Report each line of the material below where the word "name" can be found.
- - -
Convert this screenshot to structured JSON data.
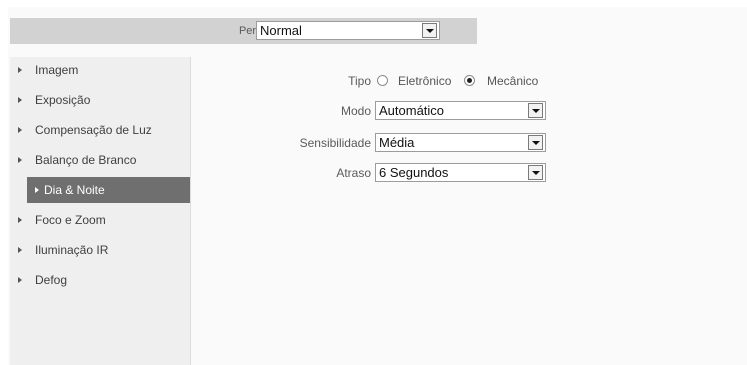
{
  "profile": {
    "label": "Perfil",
    "value": "Normal"
  },
  "sidebar": {
    "items": [
      {
        "label": "Imagem",
        "active": false
      },
      {
        "label": "Exposição",
        "active": false
      },
      {
        "label": "Compensação de Luz",
        "active": false
      },
      {
        "label": "Balanço de Branco",
        "active": false
      },
      {
        "label": "Dia & Noite",
        "active": true
      },
      {
        "label": "Foco e Zoom",
        "active": false
      },
      {
        "label": "Iluminação IR",
        "active": false
      },
      {
        "label": "Defog",
        "active": false
      }
    ]
  },
  "form": {
    "tipo": {
      "label": "Tipo",
      "options": [
        "Eletrônico",
        "Mecânico"
      ],
      "selected": "Mecânico"
    },
    "modo": {
      "label": "Modo",
      "value": "Automático"
    },
    "sensibilidade": {
      "label": "Sensibilidade",
      "value": "Média"
    },
    "atraso": {
      "label": "Atraso",
      "value": "6 Segundos"
    }
  },
  "colors": {
    "active_item_bg": "#6f6f6f",
    "profile_bar_bg": "#d2d2d2"
  }
}
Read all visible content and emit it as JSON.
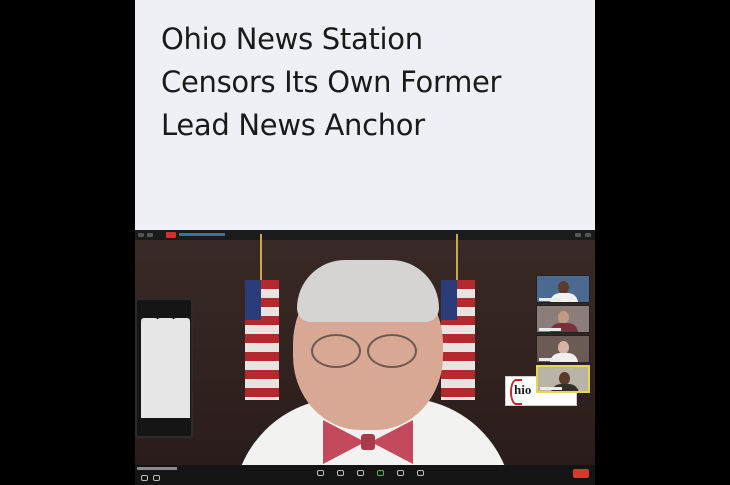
{
  "headline": {
    "line1": "Ohio News Station",
    "line2": "Censors Its Own Former",
    "line3": "Lead News Anchor"
  },
  "sign": {
    "text": "hio"
  },
  "colors": {
    "headline_bg": "#eef0f5",
    "headline_text": "#1a1a1a",
    "end_button": "#d33a2c",
    "active_speaker_border": "#e6d84a"
  },
  "icons": [
    "record-icon",
    "mute-icon",
    "video-icon",
    "security-icon",
    "participants-icon",
    "chat-icon",
    "share-icon",
    "reactions-icon",
    "end-call-icon"
  ]
}
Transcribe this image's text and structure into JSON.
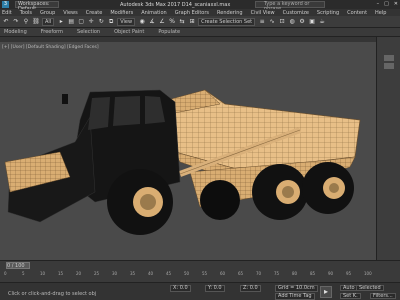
{
  "titlebar": {
    "workspace": "Workspaces: Default",
    "title": "Autodesk 3ds Max 2017    D14_scaniaxxl.max",
    "search_placeholder": "Type a keyword or phrase",
    "win_min": "–",
    "win_max": "□",
    "win_close": "✕"
  },
  "menubar": [
    "Edit",
    "Tools",
    "Group",
    "Views",
    "Create",
    "Modifiers",
    "Animation",
    "Graph Editors",
    "Rendering",
    "Civil View",
    "Customize",
    "Scripting",
    "Content",
    "Help"
  ],
  "toolbar": {
    "filter_value": "All",
    "view_value": "View",
    "selection_set_placeholder": "Create Selection Set"
  },
  "ribbon": [
    "Modeling",
    "Freeform",
    "Selection",
    "Object Paint",
    "Populate"
  ],
  "viewport": {
    "label": "[+] [User] [Default Shading] [Edged Faces]"
  },
  "timeline": {
    "frame": "0 / 100",
    "ticks": [
      "0",
      "5",
      "10",
      "15",
      "20",
      "25",
      "30",
      "35",
      "40",
      "45",
      "50",
      "55",
      "60",
      "65",
      "70",
      "75",
      "80",
      "85",
      "90",
      "95",
      "100"
    ]
  },
  "status": {
    "text": "Click or click-and-drag to select obj",
    "x_value": "X: 0.0",
    "y_value": "Y: 0.0",
    "z_value": "Z: 0.0",
    "grid": "Grid = 10.0cm",
    "add_time_tag": "Add Time Tag",
    "auto_key": "Auto Key",
    "set_key": "Set K.",
    "selected": "Selected",
    "filters": "Filters..."
  },
  "colors": {
    "bg": "#4a4a4a",
    "truck_body": "#151515",
    "wire": "#f0c890"
  }
}
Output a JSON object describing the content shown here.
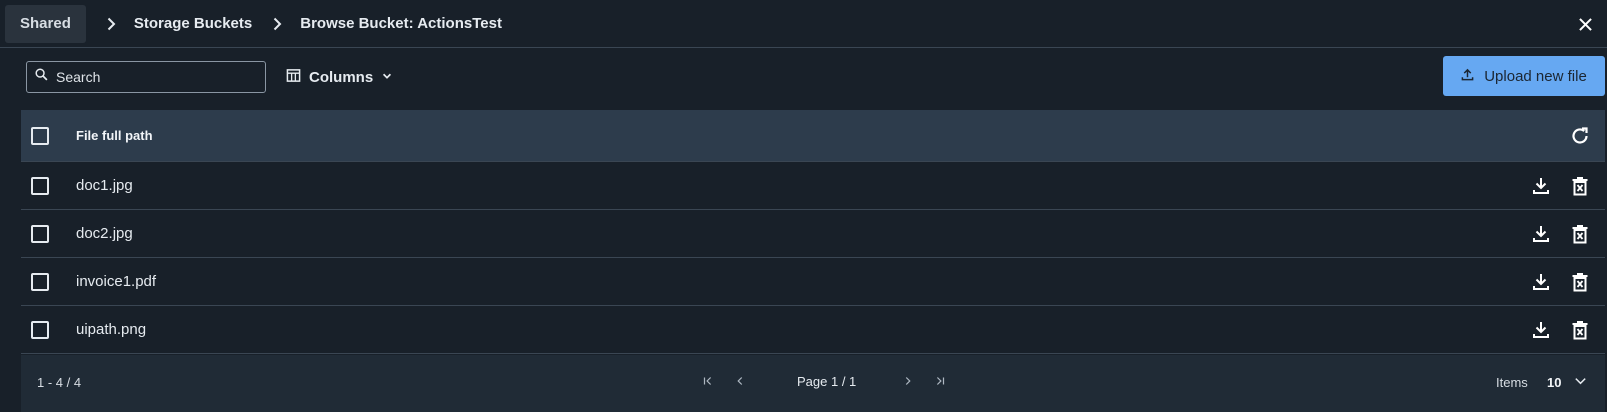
{
  "breadcrumb": {
    "items": [
      {
        "label": "Shared"
      },
      {
        "label": "Storage Buckets"
      },
      {
        "label": "Browse Bucket: ActionsTest"
      }
    ]
  },
  "toolbar": {
    "search_placeholder": "Search",
    "columns_label": "Columns",
    "upload_label": "Upload new file"
  },
  "table": {
    "header": {
      "file_full_path": "File full path"
    },
    "rows": [
      {
        "name": "doc1.jpg"
      },
      {
        "name": "doc2.jpg"
      },
      {
        "name": "invoice1.pdf"
      },
      {
        "name": "uipath.png"
      }
    ]
  },
  "footer": {
    "range": "1 - 4 / 4",
    "page_label": "Page 1 / 1",
    "items_label": "Items",
    "items_value": "10"
  },
  "colors": {
    "background": "#182029",
    "header_row": "#2d3c4c",
    "accent": "#66a8f2"
  },
  "icons": [
    "chevron-right-icon",
    "close-icon",
    "search-icon",
    "columns-icon",
    "chevron-down-icon",
    "upload-icon",
    "refresh-icon",
    "download-icon",
    "delete-icon",
    "first-page-icon",
    "prev-page-icon",
    "next-page-icon",
    "last-page-icon"
  ]
}
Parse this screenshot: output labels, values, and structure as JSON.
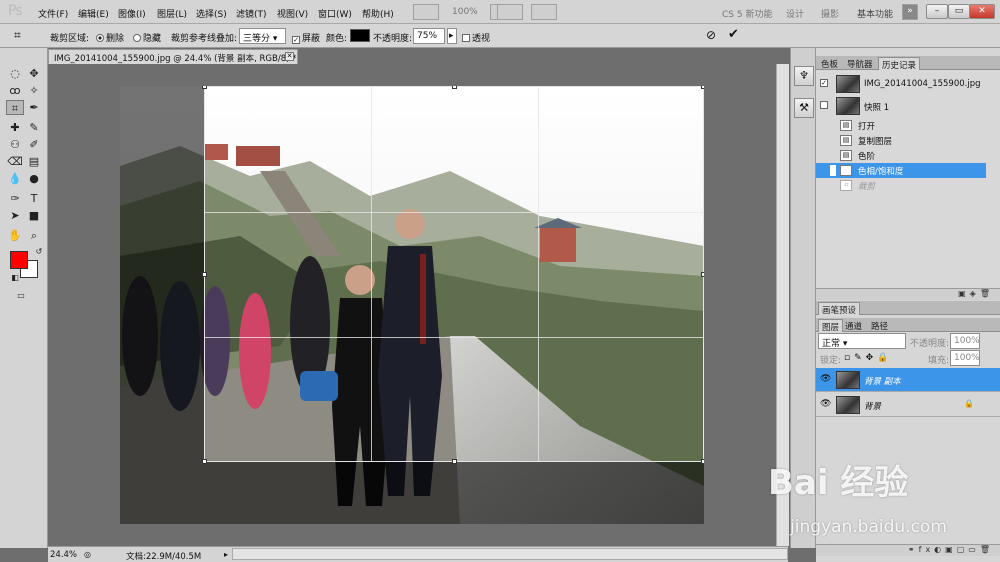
{
  "app": {
    "logo": "Ps"
  },
  "menu": [
    "文件(F)",
    "编辑(E)",
    "图像(I)",
    "图层(L)",
    "选择(S)",
    "滤镜(T)",
    "视图(V)",
    "窗口(W)",
    "帮助(H)"
  ],
  "menubar_extra": {
    "zoom": "100%"
  },
  "workspaces": [
    "CS 5 新功能",
    "设计",
    "摄影",
    "基本功能"
  ],
  "options": {
    "crop_area_label": "裁剪区域:",
    "delete_label": "删除",
    "hide_label": "隐藏",
    "overlay_label": "裁剪参考线叠加:",
    "overlay_value": "三等分",
    "shield_label": "屏蔽",
    "color_label": "颜色:",
    "opacity_label": "不透明度:",
    "opacity_value": "75%",
    "perspective_label": "透视",
    "cancel_icon": "cancel-icon",
    "commit_icon": "commit-icon"
  },
  "document": {
    "tab_title": "IMG_20141004_155900.jpg @ 24.4% (背景 副本, RGB/8) *"
  },
  "colors": {
    "foreground": "#ff0000",
    "background": "#ffffff",
    "selected_row": "#3d95ea"
  },
  "status": {
    "zoom": "24.4%",
    "doc_size": "文档:22.9M/40.5M"
  },
  "panels": {
    "top_tabs": [
      "色板",
      "导航器",
      "历史记录"
    ],
    "history_snapshots": [
      "IMG_20141004_155900.jpg",
      "快照 1"
    ],
    "history_steps": [
      "打开",
      "复制图层",
      "色阶",
      "色相/饱和度",
      "裁剪"
    ],
    "brush_tab": "画笔预设",
    "layer_tabs": [
      "图层",
      "通道",
      "路径"
    ],
    "blend_mode": "正常",
    "opacity_label": "不透明度:",
    "opacity_value": "100%",
    "lock_label": "锁定:",
    "fill_label": "填充:",
    "fill_value": "100%",
    "layers": [
      "背景 副本",
      "背景"
    ]
  },
  "watermark": {
    "logo": "Bai 经验",
    "url": "jingyan.baidu.com"
  }
}
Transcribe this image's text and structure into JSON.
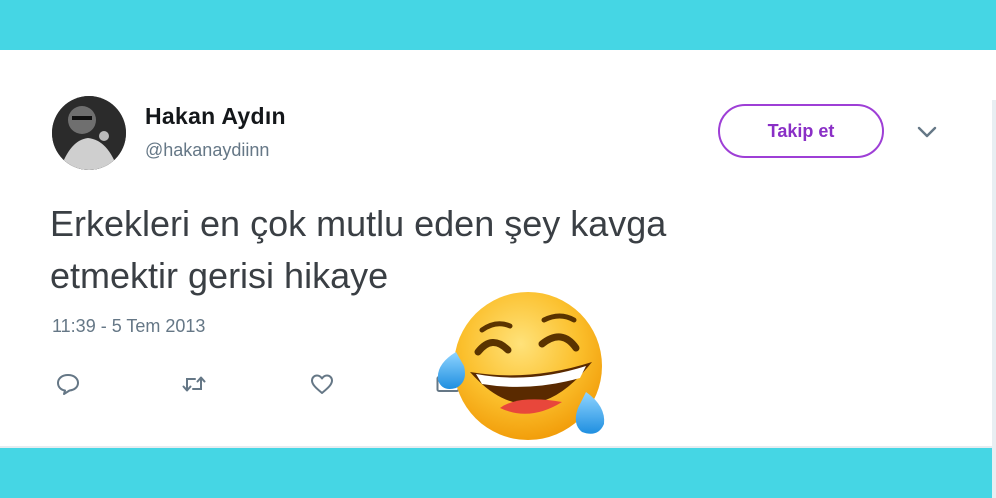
{
  "user": {
    "name": "Hakan Aydın",
    "handle": "@hakanaydiinn"
  },
  "follow_button": {
    "label": "Takip et"
  },
  "tweet": {
    "line1": "Erkekleri en çok mutlu eden şey kavga",
    "line2": "etmektir gerisi hikaye",
    "timestamp": "11:39 - 5 Tem 2013"
  },
  "icons": {
    "reply": "reply-icon",
    "retweet": "retweet-icon",
    "like": "heart-icon",
    "message": "envelope-icon",
    "more": "chevron-down-icon",
    "emoji": "tears-of-joy-emoji"
  },
  "colors": {
    "background": "#45d6e4",
    "card": "#ffffff",
    "follow_accent": "#9e3fd6",
    "text_primary": "#14171a",
    "text_secondary": "#657786"
  }
}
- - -
PROBLEM SOLUTION:
        "name": "doc1.jpg"
        "name": "doc2.jpg"
        "name": "invoice1.pdf"
        "name": "uipath.png"
    "name": "Hakan Aydın",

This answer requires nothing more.